With the lower wishbone bolts in place (snug) but not torqued up the bushes will rotate on the bolts to the correct neutral position as the Aston compresses the suspension to the correct ride height as it sits down on the wooden blocks. With the lower wishbone positioned to the ride height the fixing bolts can then be torqued up. If you simply torque up the bolts with the wishbone in the lower position you are effectively fixing the bushes in a very low position. When the rubber of the bush in the wishbone rotates as the car sits down on the suspension it may, as a result, already be at the end of its working limit with just the weight of the car. The reality is that as we drive the bush has to accommodate +/- movements from the norm and if the bush is already at its extreme position it will then be over stressed and lead to premature failure due to the rubber failing.
With everything back together and checked all that remains is to refit the inner wing liner. As it’s still winter and damp, I have decided to defer the surface rust treatment of the subframe until the summer when everything will be a lot drier and more conducive to doing a good job and getting a good result.
Even though I removed the inner wing liner you could do this job leaving it in place. Unfortunately at the time I didn’t know that the nut for the front inner wishbone was captive as it was hidden behind the inner liner. You now know so you can remove the bolt without having to get a spanner on the nut.
A video of the search for the problem is below and includes the steps to do the repair. If you ever have this problem don’t be afraid to handle it yourself as it’s quite straight forward.
Whether you are repainting, polishing or wrapping the finish of your Aston Martin Grill Bars, you’ll need to strip them of the original paint first. This article is one of a series where I am refinishing the tattered look of my entire grill, and I’ve elected to use vehicle wrap to apply a new finish to mine.

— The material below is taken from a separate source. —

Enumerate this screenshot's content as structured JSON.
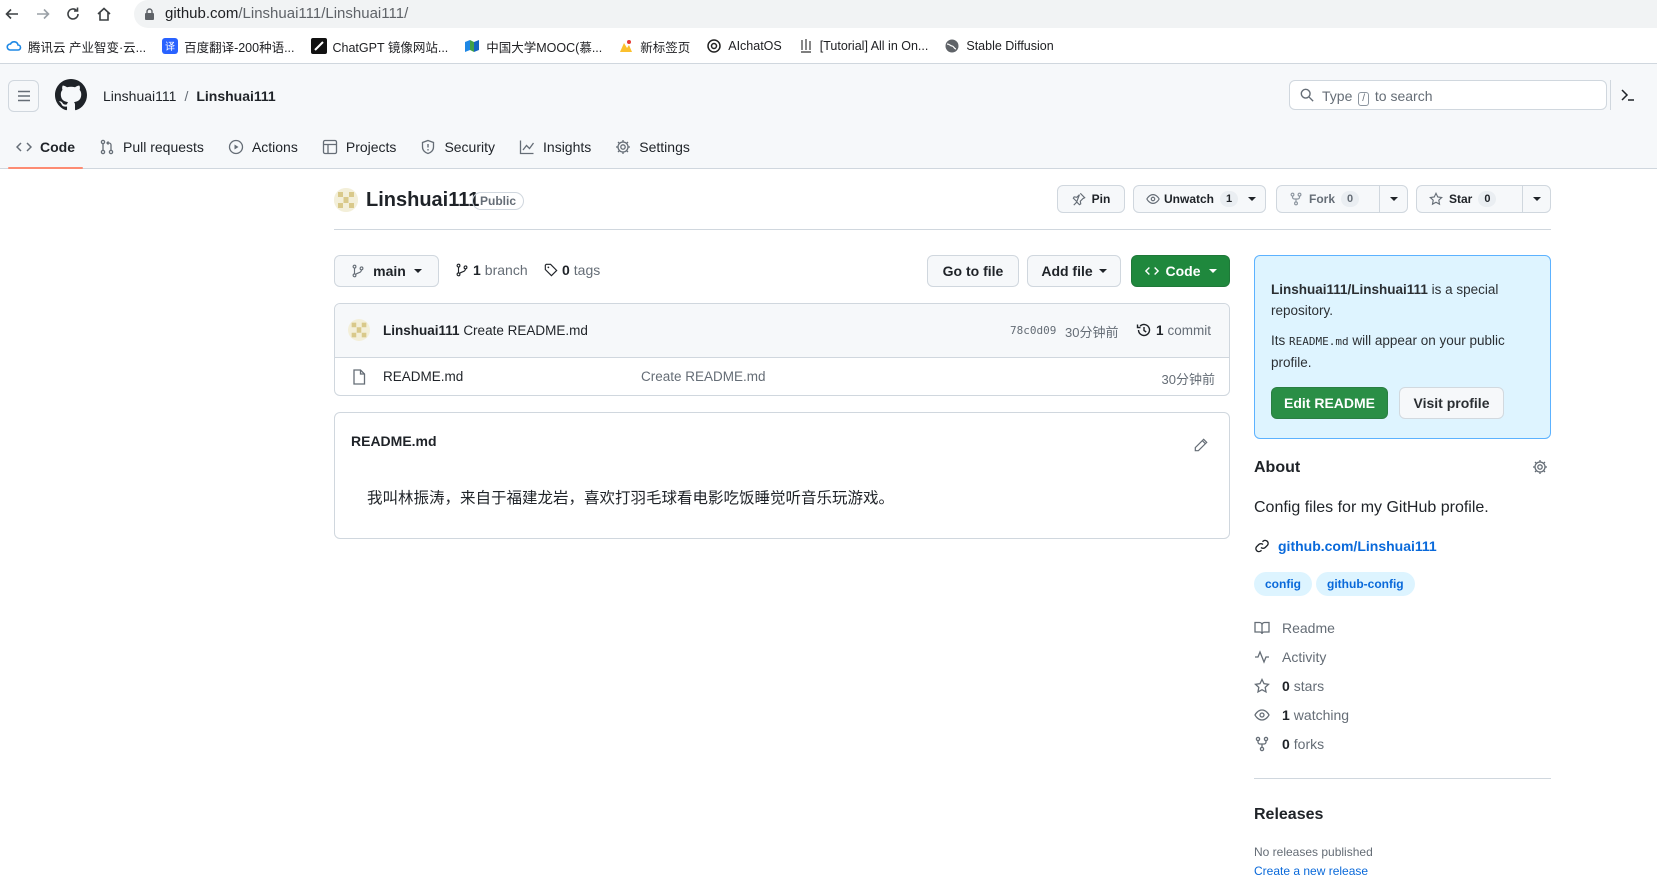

Stripping the old paint without messing up the metal underneath took me a while to figure out a fool proof process, but I nailed it and will share that here. Continue reading “Stripping the Paint Off an Aston Martin DB9 Grill”→